“The Continuing Resolution introduced today will avert a catastrophic shutdown in the middle of the ongoing pandemic, wildfires and hurricanes, and keep government open until December 11, when we plan to have bipartisan legislation to fund the government for this fiscal year,” House Speaker Nancy Pelosi said in a statement on Monday.
“We continue to believe that the Congress should complete its work by passing full appropriations bills by December, which the House has already done,” Xinhua news agency quoted the Speaker as saying.
The current federal government funding is slated to run out on September 30, leaving just nine days for both parties to avoid a potential government shutdown at a time when lawmakers remain deadlocked over the next Covid-19 relief package.

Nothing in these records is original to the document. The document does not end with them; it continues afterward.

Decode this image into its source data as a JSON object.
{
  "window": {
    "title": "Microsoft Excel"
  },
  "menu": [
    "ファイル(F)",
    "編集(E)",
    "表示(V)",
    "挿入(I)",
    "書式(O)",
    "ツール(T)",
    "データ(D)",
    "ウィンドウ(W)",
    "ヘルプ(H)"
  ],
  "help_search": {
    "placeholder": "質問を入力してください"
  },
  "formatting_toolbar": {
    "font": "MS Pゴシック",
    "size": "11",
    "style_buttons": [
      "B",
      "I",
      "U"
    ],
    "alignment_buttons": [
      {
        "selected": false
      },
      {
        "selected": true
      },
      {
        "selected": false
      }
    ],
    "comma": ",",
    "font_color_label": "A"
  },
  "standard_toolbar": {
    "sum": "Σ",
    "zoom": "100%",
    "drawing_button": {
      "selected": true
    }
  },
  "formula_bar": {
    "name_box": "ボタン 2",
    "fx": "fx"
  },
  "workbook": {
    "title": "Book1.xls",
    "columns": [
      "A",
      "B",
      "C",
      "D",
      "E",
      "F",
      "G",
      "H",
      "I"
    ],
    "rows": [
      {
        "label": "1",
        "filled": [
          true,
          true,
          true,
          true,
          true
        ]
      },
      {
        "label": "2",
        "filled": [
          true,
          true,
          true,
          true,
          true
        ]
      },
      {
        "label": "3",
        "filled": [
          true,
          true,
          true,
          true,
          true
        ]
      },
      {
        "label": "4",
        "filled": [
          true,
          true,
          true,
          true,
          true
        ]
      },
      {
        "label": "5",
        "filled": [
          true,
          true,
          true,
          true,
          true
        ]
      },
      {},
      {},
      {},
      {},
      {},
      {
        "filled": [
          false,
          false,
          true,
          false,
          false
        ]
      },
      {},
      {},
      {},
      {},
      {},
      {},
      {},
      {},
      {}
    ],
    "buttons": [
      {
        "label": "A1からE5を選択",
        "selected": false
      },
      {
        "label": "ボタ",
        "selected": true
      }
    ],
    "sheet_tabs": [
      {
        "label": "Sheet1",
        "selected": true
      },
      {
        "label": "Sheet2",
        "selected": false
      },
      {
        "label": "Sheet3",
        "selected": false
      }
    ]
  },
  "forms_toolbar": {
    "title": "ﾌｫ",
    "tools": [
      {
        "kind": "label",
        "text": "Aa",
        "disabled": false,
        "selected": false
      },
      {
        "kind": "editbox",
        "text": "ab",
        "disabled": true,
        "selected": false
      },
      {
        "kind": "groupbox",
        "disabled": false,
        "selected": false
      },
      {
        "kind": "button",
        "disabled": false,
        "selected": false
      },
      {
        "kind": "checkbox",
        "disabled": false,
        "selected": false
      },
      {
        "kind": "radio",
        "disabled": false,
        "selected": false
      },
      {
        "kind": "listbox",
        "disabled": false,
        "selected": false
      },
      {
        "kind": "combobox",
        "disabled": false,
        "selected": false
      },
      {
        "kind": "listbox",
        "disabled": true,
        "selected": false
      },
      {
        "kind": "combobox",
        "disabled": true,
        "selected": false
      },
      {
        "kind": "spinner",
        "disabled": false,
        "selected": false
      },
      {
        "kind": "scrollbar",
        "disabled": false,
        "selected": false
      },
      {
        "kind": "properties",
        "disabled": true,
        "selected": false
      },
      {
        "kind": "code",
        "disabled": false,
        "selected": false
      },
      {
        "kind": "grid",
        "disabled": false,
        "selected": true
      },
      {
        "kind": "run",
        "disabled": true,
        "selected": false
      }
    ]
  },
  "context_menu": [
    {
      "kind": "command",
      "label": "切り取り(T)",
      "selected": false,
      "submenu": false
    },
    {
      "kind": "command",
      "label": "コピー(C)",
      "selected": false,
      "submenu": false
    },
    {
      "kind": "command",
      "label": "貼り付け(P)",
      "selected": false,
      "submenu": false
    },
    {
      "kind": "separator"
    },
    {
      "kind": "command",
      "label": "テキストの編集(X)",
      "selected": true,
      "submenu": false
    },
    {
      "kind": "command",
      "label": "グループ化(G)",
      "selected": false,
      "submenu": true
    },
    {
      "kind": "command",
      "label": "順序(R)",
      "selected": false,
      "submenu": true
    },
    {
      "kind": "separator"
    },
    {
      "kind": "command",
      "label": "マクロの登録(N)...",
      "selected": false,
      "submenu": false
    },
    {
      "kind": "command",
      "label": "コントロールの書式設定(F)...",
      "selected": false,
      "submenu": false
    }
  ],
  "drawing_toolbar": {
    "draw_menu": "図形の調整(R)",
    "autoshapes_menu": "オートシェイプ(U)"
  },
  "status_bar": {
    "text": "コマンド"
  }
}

“We must continue to work to reach agreement on a coronavirus relief package that meets the health and economic needs of the American people,” Pelosi said.
However, Senate Republicans quickly opposed to the stopgap funding bill, as it does not contain a provision to provide aid for farmers impacted by the pandemic.
The House plans to pass the government funding legislation as soon as Tuesday and send it to the Senate.
Republicans in the Senate could block the bill or seek to amend it and send it back to the House, according to The Washington Post.
Both the House and Senate must pass identical versions of the bill for President Donald Trump to sign it.
It’s not clear whether the two parties could avoid a government shutdown before the November 3 presidential election.
Last week, the Senate failed to advance a scaled-down Republican Covid-19 relief proposal, which contained roughly $650 billion in total spending.
House Democrats had unveiled a $3 trillion relief proposal in May, which didn’t gain support from the Republicans.
Senate Republicans released their $1 trillion proposal in late July, but lawmakers failed to bridge their differences before the August recess.